Condors owner Jonathan Fleisig, who lives in New York, was in town last week and set aside time to talk with concerned season ticket holders last Saturday night prior to a game against Colorado.

The Condors missed the playoffs last season and are on the verge of missing them for the second straight year, a situation that Fleisig, who watches most of the games on the internet, said is "beyond wearing" on him.

The Californian caught up with Fleisig by phone after he returned to New York and asked for his assesment of his conversations with fans, his thoughts on the hockey side of the business and where he goes from here.

You met with season ticket holders for more than two hours prior to the Feb. 2 game. How did that go and what did you get out of it?

I got a lot out if it. People work hard for their money. They care about the Condors, are frustrated and have the right to say whatever they want to say.

I think they said it. They had the opportunity to ask questions and the opportunity to listen to responses to questions other people brought up.

I made phone calls to season ticket holders beforehand from New York, to a bunch of people, and sometimes the conversations lasted an hour.

The thing is, there are things I need to learn. Things that unless you live in Bakersfield 24/7 you're not going to know about.

Between the phone calls and the 2½-hour session, I asked people to email me with their thoughts and concerns and I've got tons of them. I even got one power point presentation.

My responsibility is to take in all the information, chew on it and think up a better course of action for the Condors.

If someone buys season tickets it's like they own a percentage of the team. The bottom line is it's their team and I gotta listen to what they say.

In terms of overall feelings they have and what's important to them I have a plethora of emails that are so well written that I owe it to them to read them, soak in the content and figure out what is the best play for the Condors and where I go from there.

At the end of the season or playoff time or whenever it is I'll come back and have 75 emails with every suggestion on a spread sheet and go over them with the staff.

The Condors struggled last season and did not make the playoffs, and are struggling again this season. Is that the biggest concern of the fan base?

Absolutely. Some of the more interesting questions I got were about affiliations and why players don't stick around.

I have to point out this is a developmental league, not a league where the same guys will be here year after year.

I got asked why can't we have guys like (former Condor and fan favorite ) Paul Rosebush. I'd love to have 18 Rosebushes but the truth is you're going to get guys like Mark Derlago or Stu Bickel, who I now watch with the Rangers, go to the next level.

You talked about cost cutting with the season ticket holders and some things the Condors have done in that area, such as closing the off-site merchandise store. Some of the savings on the hockey side have been by having mostly single, non-married players. I know that non-married players are less expensive to house than married guys and there is a concern with older players and veterans and potential workers comp issues, but has what happened the past couple of years changed your thinking on cost savings in those areas.

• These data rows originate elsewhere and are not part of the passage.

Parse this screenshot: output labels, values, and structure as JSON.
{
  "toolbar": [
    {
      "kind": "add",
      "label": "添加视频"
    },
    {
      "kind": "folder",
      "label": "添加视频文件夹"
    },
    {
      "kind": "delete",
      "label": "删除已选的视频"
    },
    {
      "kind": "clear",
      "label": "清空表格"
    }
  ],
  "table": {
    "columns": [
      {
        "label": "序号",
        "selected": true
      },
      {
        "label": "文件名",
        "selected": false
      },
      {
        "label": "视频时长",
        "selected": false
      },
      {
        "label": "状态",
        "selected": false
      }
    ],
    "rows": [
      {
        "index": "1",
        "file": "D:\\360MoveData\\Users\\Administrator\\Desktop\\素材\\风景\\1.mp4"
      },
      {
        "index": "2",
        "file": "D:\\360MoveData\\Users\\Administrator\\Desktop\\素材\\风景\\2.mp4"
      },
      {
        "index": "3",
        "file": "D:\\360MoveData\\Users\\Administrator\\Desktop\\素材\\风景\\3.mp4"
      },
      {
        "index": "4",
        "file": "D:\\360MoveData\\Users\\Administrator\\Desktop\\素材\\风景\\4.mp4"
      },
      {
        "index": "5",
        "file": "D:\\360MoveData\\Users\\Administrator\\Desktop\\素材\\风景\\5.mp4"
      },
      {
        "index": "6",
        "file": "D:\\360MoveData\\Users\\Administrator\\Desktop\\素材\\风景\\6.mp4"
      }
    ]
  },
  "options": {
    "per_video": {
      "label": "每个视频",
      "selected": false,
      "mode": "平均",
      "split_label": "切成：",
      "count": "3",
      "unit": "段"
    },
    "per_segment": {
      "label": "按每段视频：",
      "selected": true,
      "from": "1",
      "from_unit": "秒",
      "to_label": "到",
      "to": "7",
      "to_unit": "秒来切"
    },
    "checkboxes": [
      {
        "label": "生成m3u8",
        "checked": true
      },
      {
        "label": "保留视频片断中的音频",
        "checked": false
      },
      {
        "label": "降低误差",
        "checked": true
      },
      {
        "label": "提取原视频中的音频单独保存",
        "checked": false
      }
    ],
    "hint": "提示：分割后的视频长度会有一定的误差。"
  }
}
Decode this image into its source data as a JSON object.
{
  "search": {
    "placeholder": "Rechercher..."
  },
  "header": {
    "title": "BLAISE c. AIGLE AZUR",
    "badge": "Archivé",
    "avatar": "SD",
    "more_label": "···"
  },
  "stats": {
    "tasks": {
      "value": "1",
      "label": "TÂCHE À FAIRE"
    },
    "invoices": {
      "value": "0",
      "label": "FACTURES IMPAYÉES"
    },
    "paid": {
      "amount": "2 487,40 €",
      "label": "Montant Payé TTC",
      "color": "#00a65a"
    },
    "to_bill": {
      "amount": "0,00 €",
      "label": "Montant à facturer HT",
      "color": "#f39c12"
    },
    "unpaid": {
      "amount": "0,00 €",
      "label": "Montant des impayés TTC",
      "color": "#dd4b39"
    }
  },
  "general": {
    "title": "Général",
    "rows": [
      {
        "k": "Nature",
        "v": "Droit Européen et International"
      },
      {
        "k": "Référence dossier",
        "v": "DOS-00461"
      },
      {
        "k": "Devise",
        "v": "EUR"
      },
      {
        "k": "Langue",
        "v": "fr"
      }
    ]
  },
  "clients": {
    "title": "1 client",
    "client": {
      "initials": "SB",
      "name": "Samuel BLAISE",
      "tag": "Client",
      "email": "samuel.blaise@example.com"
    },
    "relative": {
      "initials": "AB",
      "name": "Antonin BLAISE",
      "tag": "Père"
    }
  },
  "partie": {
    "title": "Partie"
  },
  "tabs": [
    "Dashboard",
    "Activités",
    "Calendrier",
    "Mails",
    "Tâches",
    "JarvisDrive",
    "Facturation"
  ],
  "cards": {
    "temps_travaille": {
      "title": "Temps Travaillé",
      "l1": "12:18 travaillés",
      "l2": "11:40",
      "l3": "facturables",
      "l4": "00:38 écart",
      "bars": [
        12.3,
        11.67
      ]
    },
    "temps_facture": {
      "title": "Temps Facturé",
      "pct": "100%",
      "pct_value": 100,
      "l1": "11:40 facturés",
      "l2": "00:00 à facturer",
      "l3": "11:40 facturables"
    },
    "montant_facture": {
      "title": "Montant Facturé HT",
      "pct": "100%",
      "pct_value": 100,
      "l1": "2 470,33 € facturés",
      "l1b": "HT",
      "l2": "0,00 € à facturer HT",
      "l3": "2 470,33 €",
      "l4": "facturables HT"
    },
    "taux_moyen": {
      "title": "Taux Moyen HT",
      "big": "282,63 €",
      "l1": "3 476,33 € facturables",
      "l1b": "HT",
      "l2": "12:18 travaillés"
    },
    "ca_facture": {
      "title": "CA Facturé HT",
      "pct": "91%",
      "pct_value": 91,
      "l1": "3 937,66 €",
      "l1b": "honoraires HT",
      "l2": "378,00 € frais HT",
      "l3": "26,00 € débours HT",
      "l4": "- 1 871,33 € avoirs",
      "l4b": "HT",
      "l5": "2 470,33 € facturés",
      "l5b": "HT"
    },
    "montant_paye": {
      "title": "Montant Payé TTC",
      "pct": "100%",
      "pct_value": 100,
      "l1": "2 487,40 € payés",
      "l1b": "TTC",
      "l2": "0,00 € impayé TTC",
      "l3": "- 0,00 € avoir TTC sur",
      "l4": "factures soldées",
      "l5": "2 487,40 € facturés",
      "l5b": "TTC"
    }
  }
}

It's one of the biggest things I have to examine. Obviously the path I've chosen was incorrect, I made a mistake. At the end of the day every time somebody is upset with a loss, or somebody gets a T-shirt with (inferior) lettering or a hat that is not right it is my fault.

In terms of how many veterans, if we should have any, I'm going to take all that in and then I have to make a decision.

I can tell you the definition of insanity is doing the same things over and over again expecting different results. I will not make the same mistakes again. The mark of a good trader, and hopefully a good owner, is someone who can adapt.

One of the ways we've been around for 16 years is by adapting. There are no (minor league) teams in Phoenix, Long Beach, Fresno, San Diego or Tacoma (all former members of the West Coast Hockey League or the ECHL). Everybody else has gone out of business.

So being in a town where its 110 degrees in the summer and still in business with an ice hockey team shows we've adapted pretty well.

What we're lacking and what people are dying for is being a winner. I will figure out the best path to accomplish that. It's not the path I've taken.